In March, 2011, the Oregon Criminal Justice Commission released an exhaustive study on the impact of Measure 11 since it was approved by voters in 1994.
The results of the study should lay the foundation for reform. Among the most important findings of the study: Measure 11 disproportionately targets people who are not “career criminals,” and who could be rehabilitated. Of those convicted of Measure 11 crimes, 70 percent had no prior felony record and weren’t considered “career criminals.”
Prosecutors use the threat of a Measure 11 sentence to coerce guilty pleas. Juries handled just 15 percent of cases involving Measure 11 crimes. Hispanics are 40 percent more likely than whites to be sentenced to prison. Blacks are 15 percent less likely.

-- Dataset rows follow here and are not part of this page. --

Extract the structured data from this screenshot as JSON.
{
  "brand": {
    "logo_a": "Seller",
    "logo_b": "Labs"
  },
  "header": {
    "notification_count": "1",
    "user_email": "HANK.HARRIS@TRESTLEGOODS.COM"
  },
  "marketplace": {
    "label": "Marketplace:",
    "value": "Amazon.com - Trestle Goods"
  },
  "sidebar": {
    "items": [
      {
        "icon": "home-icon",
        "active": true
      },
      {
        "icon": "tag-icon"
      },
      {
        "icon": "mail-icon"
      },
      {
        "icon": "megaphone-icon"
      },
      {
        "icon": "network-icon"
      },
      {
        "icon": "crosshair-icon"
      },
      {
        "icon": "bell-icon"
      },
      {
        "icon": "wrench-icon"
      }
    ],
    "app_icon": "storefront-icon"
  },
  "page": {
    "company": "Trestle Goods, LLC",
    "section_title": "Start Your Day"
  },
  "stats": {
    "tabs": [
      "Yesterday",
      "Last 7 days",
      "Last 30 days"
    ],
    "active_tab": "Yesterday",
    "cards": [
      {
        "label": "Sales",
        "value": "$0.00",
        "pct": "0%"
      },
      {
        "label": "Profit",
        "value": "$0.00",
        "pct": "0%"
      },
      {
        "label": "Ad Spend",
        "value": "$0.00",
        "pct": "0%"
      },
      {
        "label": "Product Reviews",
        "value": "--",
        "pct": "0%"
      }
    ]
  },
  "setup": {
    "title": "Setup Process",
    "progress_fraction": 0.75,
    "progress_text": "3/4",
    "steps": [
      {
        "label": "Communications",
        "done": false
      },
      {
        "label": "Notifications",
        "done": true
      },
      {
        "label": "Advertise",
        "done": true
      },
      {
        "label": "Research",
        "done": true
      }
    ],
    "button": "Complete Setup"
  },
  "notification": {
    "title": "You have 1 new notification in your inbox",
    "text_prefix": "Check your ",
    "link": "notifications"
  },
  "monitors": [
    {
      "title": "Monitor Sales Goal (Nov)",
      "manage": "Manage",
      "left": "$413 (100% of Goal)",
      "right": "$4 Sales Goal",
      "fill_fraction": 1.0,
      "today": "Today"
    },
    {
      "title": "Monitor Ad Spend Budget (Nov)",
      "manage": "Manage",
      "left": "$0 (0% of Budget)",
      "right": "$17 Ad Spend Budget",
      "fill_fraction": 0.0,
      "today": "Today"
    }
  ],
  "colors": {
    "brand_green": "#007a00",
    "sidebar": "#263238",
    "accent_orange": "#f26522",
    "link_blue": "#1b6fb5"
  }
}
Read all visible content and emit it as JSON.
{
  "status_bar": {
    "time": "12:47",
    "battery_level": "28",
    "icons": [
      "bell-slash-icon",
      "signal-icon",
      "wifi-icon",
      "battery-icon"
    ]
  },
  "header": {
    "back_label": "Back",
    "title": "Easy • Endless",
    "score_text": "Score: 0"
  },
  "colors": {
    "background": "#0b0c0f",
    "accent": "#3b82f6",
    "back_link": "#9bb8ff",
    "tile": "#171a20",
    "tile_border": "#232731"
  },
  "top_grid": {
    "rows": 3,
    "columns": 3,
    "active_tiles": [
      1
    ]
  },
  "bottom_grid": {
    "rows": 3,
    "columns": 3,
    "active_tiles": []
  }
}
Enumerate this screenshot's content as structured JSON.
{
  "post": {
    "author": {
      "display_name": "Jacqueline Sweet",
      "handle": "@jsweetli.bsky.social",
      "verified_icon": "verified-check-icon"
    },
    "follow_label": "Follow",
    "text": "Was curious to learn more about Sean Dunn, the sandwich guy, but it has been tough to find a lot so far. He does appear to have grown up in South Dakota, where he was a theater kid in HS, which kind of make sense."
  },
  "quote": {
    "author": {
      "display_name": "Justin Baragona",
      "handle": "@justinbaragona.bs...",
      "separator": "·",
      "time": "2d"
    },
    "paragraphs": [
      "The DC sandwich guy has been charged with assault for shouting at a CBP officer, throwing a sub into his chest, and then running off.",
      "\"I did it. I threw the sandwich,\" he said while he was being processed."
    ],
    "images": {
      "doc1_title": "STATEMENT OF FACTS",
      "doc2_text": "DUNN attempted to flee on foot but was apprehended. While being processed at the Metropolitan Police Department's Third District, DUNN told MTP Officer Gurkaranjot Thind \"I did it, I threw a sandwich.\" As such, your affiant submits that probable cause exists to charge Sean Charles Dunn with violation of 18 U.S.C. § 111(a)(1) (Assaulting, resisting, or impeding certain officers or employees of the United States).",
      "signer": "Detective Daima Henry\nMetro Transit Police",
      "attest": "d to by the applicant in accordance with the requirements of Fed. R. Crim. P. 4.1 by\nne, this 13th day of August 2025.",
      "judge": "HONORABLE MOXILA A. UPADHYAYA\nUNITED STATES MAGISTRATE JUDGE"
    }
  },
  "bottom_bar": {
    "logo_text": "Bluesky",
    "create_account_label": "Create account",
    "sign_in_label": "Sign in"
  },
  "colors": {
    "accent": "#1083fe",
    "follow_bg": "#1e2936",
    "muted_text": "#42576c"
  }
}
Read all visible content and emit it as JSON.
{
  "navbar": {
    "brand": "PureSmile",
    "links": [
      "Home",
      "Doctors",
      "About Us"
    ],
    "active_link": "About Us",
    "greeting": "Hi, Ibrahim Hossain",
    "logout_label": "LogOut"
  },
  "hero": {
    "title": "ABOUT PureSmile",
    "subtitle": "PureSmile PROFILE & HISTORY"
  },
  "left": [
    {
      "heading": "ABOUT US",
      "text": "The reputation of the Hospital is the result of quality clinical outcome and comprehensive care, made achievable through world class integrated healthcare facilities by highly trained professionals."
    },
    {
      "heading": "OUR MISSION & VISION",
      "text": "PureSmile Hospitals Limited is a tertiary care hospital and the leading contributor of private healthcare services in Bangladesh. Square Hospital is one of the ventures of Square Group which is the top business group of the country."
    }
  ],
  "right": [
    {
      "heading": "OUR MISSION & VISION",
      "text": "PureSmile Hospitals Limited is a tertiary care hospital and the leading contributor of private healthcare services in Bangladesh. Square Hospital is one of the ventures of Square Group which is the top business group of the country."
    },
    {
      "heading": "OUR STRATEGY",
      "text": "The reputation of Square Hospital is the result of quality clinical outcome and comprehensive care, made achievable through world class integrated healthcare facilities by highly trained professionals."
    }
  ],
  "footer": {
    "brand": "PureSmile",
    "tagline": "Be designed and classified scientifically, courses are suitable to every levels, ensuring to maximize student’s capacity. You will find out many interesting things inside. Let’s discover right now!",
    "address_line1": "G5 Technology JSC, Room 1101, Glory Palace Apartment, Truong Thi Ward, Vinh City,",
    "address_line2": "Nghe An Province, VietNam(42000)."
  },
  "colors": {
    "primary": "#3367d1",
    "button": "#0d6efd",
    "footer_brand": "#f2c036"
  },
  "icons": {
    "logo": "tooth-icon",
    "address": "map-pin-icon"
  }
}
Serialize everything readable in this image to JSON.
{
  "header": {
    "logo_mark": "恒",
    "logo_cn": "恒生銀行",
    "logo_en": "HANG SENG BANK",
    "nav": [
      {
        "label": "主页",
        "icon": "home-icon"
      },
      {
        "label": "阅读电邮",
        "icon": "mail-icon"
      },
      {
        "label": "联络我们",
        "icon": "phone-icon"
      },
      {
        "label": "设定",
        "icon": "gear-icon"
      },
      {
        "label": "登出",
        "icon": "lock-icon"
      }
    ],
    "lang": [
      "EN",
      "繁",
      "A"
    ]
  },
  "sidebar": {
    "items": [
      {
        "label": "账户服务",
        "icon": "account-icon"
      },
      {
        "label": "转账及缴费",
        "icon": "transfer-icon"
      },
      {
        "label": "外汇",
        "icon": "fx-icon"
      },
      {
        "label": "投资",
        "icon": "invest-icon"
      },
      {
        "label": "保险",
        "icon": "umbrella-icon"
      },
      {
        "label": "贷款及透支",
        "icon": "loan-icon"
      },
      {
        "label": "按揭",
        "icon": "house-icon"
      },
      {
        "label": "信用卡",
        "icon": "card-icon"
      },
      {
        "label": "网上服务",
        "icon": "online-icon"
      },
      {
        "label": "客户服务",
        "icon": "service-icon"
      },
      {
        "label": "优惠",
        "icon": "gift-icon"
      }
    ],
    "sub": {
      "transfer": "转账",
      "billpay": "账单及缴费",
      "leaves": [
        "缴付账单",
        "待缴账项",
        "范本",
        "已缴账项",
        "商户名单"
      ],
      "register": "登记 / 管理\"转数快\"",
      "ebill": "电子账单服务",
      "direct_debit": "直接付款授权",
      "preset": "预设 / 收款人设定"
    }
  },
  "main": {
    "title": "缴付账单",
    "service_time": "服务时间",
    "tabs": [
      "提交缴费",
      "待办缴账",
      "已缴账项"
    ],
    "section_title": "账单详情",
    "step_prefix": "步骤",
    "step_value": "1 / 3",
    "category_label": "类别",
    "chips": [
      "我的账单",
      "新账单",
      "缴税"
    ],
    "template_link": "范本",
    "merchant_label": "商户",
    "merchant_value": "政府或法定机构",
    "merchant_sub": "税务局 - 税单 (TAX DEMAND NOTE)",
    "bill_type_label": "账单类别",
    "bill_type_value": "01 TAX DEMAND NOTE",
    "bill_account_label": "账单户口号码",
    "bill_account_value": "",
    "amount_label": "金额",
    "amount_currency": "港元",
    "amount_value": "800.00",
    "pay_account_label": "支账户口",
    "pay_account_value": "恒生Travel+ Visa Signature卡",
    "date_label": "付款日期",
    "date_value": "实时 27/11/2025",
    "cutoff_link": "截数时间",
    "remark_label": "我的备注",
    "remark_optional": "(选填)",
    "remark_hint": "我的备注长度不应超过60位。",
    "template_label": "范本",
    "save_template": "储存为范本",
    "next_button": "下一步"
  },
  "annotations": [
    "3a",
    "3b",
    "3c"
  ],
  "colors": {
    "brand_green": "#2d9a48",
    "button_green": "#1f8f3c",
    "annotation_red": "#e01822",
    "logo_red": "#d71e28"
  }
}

Oregon would need 2,900 fewer prison beds if Measure 11 hadn’t taken effect. Defendants who hire private attorneys are 25 percent less likely to be convicted of a Measure 11 charge.
Criminal Justice Commission Study: